Woolpower’s 200gsm layers are the lightest in the range.
I found out about clothing from Swedish outdoor specialist Woolpower only recently, when reading the Ray Mears blog.
Since remaining warm in winter is one of my obsessions, I was interested to see what Mears recommends when it comes to thermals. His site sells a Woolpower garment, but only in olive green, so I had a search around, found the Woolpower main website and had a shufty round.
What’s special about Woolpower garments is the Ullfrotte fabric. Developed in collaboration with the Swedish military, it has a smooth outside and a terry loop inside like a towel, in a mixture of non-mulsed Patagonian merino (for warmth) and synthetic (for strength), including 2 per cent stretch. It can be washed at 60 degrees. The garment pieces are knitted in northern Sweden, on a round loom, without seams, and the sleeves are then set in, so there are few seams to chafe or weaken.

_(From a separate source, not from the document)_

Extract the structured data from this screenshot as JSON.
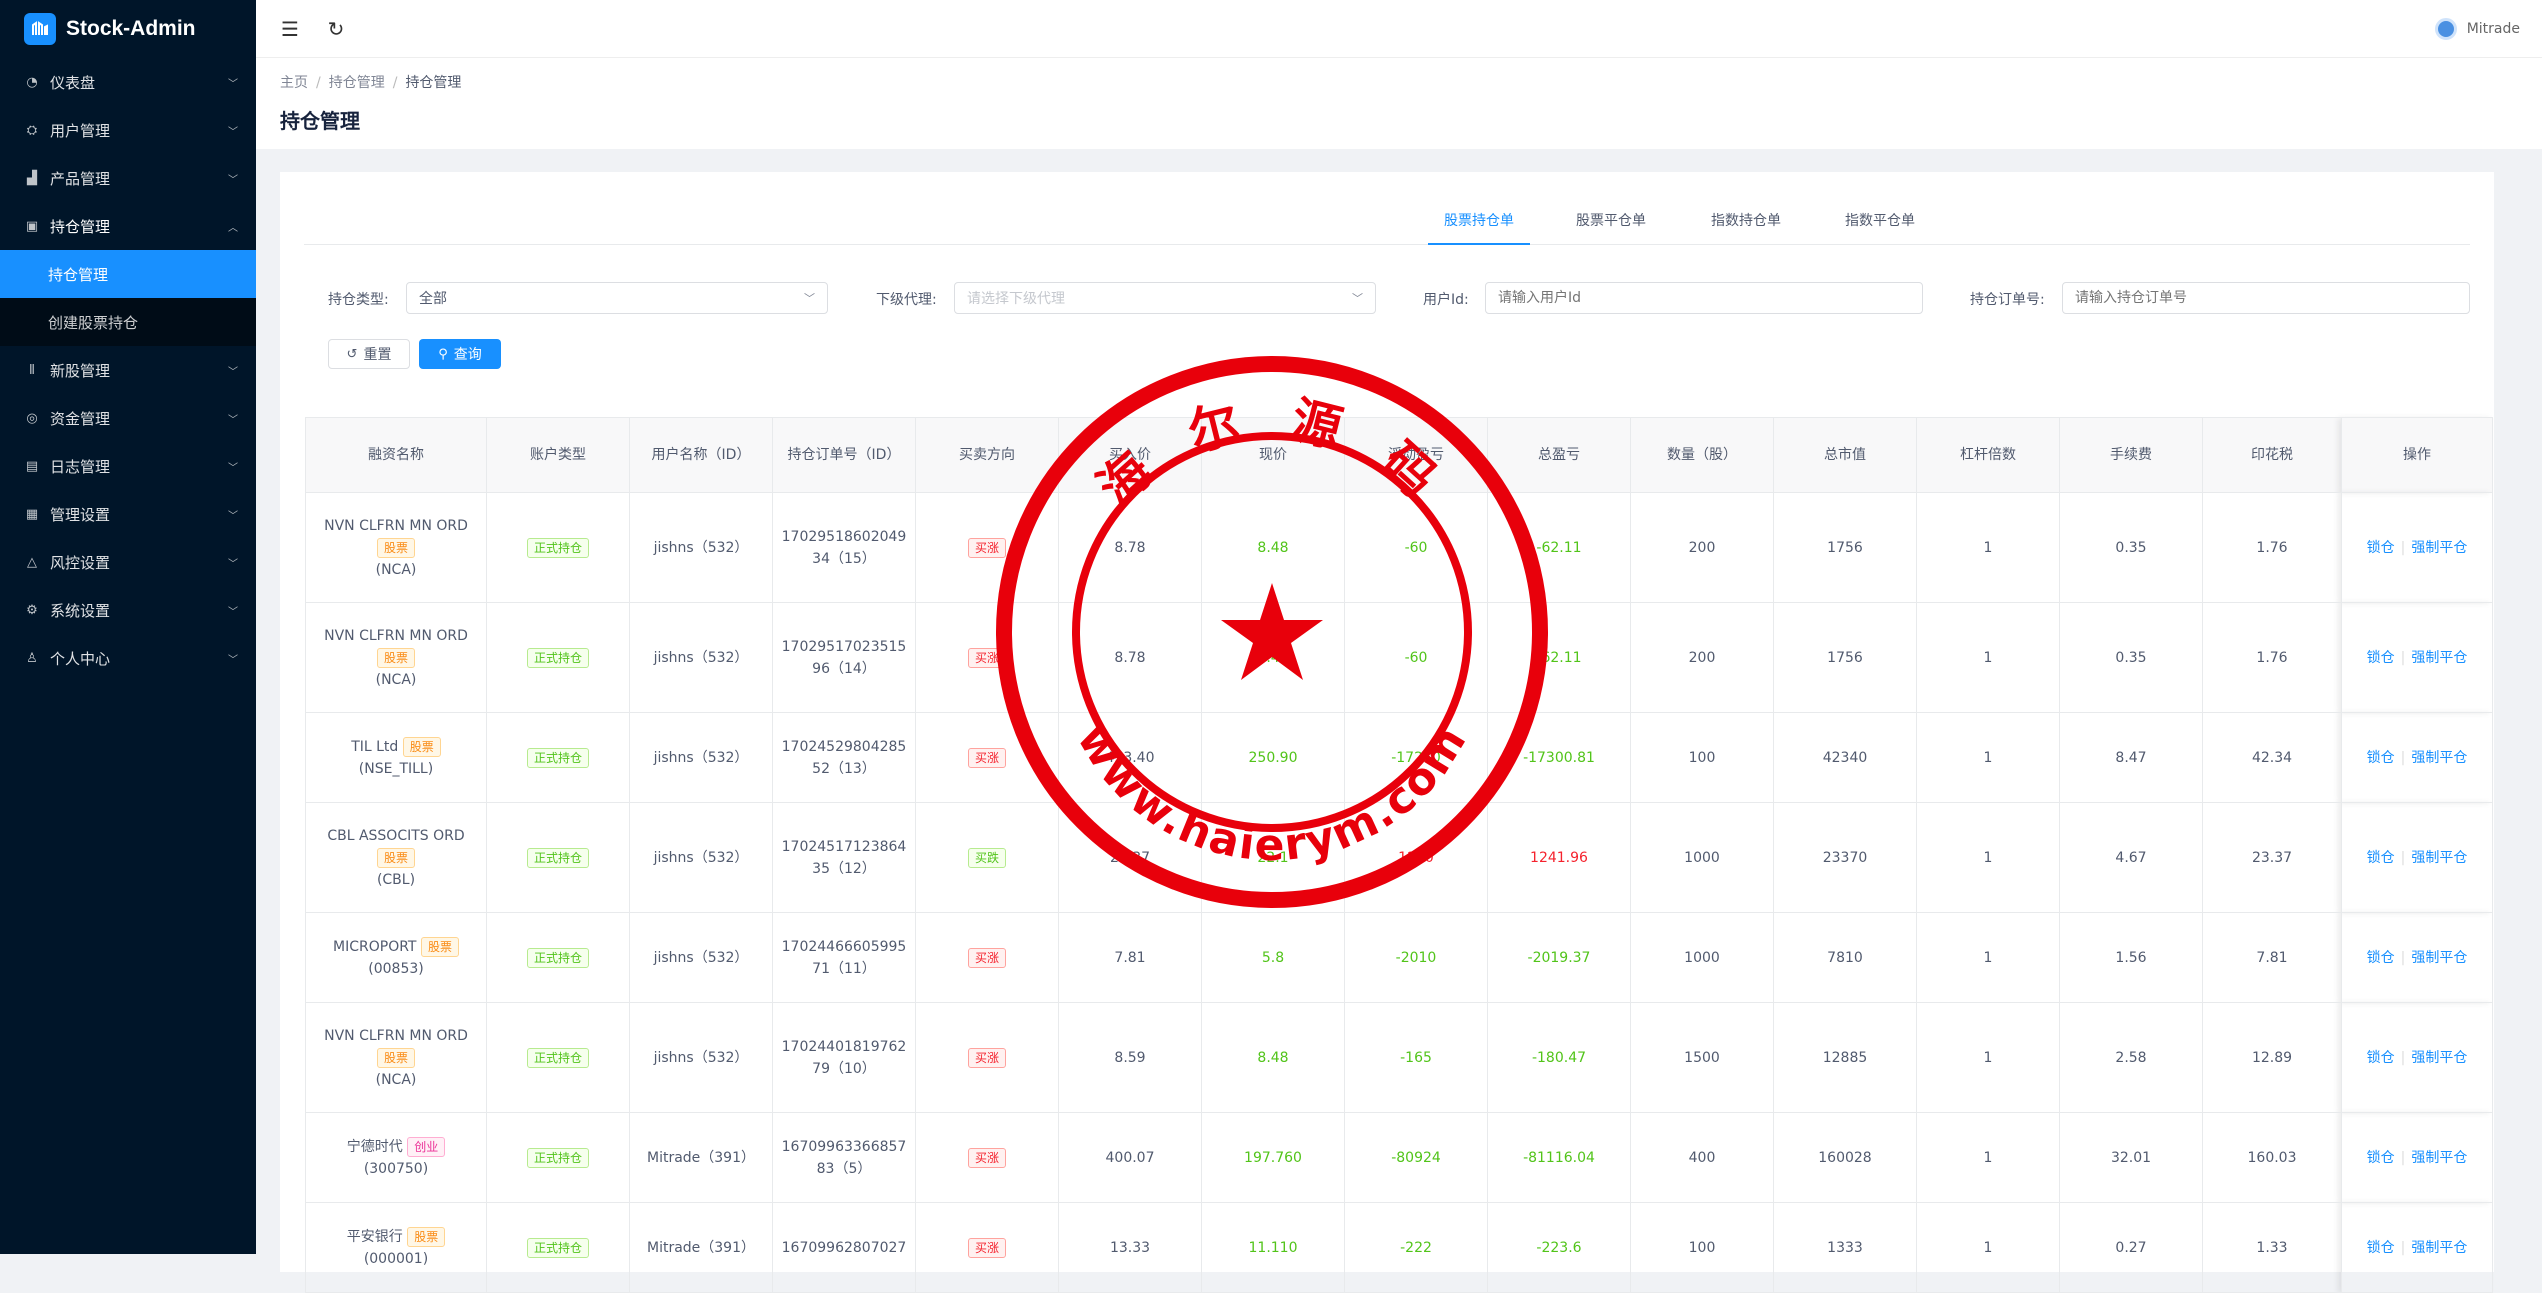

Each item is hand-assembled in Sweden and signed by the worker.
The Woolpower site is well worth a look, but they don’t sell direct – you have to find a stockist, and for me, that meant online, since I don’t live anywhere near a retail outlet. In the end, because I specifically wanted a red garment, which are a bit rare (usual colours are black, navy, grey and olive), I ordered from Lissom and Muster. The shipping was a whopping £16 but my garment was only £59, which was a real bargain – they’re normally 99 euros and above.
For my first foray into Woolpower, I chose the zip-neck turtleneck in 200gsm, the lightest weight the firm makes, and a garment that I think is very attractive. It will be obvious to anyone used to cold-weather gear that this weight is most manufacturer’s mid-weight. Other weights include 400, 600 and even – for socks – 800, designed primarily for people who have to be sedentary in freezing conditions, such as when ice-fishing.
My item arrived in about a week from Lissom, and in a Woolpower box. Since I was on the point of going out, I stripped off my Finisterre Eddy tee and put this on instead. I was immediately struck by its light weight and somewhat ‘spongy’, soft feel.
I am a size 14 – maybe a 16 on the butt – and bought a Medium, feeling that this would be the ‘safest’ fit. I didn’t want to risk a Small without trying it on and I figured that I could always wear a Medium as a mid-layer. This might indeed be how I wear it in future, as it is indeed a slightly loose fit. The sleeves are very long (the garments are unisex, so it has to accommodate male monkey arms) and somewhat baggy, and it feels a tad like an old-fashioned Shetland jumper in cut.
Notably, the back is very long, cut to keep your kidneys warm, and in my case, it comes right down below my bottom, which feels extremely snug. Next time, I might go for a Small as my base layer, to make it easier to tuck into trousers.
Over it, I wore my usual grey cashmere boyfriend cardigan. It was 6 degrees today in Normandy and as a coat, I wore my Burberry raincoat with zip-in wool lining (IE: a medium-weight coat rather than a warm coat). And after that, I forgot I was wearing it. This is basically what I want from a thermal or base layer – that you can put it on and forget about it, that it’s warm, soft, doesn’t hamper your movements, etc.
It’s only day one, but so far I’m very pleased with this garment and am looking at ordering more in the future, probably a 400 vest and a 600 jacket to get a spread of the different weights.